* **TASK DIRECTIONS**: Write out all of the records, keeping each one exactly as written.

- Opening Delimiter -

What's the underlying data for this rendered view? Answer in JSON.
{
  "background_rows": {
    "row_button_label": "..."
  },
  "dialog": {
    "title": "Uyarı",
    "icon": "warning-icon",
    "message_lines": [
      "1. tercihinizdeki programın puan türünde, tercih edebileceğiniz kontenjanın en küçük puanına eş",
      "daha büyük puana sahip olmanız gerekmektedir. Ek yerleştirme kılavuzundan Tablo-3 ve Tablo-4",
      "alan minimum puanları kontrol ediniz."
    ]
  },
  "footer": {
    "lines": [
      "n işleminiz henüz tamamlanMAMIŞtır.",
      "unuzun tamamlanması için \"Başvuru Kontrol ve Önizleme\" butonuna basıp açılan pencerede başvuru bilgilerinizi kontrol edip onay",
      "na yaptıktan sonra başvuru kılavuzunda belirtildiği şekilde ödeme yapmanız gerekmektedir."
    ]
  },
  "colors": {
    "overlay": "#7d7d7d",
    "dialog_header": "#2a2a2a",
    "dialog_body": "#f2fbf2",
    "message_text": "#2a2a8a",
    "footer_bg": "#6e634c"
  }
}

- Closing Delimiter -

* **THE COMPLETED TASK**:
What's the underlying data for this rendered view? Answer in JSON.
{
  "background_rows": {
    "row_button_label": "..."
  },
  "dialog": {
    "title": "Uyarı",
    "icon": "warning-icon",
    "message_lines": [
      "1. tercihinizdeki programın puan türünde, tercih edebileceğiniz kontenjanın en küçük puanına eş",
      "daha büyük puana sahip olmanız gerekmektedir. Ek yerleştirme kılavuzundan Tablo-3 ve Tablo-4",
      "alan minimum puanları kontrol ediniz."
    ]
  },
  "footer": {
    "lines": [
      "n işleminiz henüz tamamlanMAMIŞtır.",
      "unuzun tamamlanması için \"Başvuru Kontrol ve Önizleme\" butonuna basıp açılan pencerede başvuru bilgilerinizi kontrol edip onay",
      "na yaptıktan sonra başvuru kılavuzunda belirtildiği şekilde ödeme yapmanız gerekmektedir."
    ]
  },
  "colors": {
    "overlay": "#7d7d7d",
    "dialog_header": "#2a2a2a",
    "dialog_body": "#f2fbf2",
    "message_text": "#2a2a8a",
    "footer_bg": "#6e634c"
  }
}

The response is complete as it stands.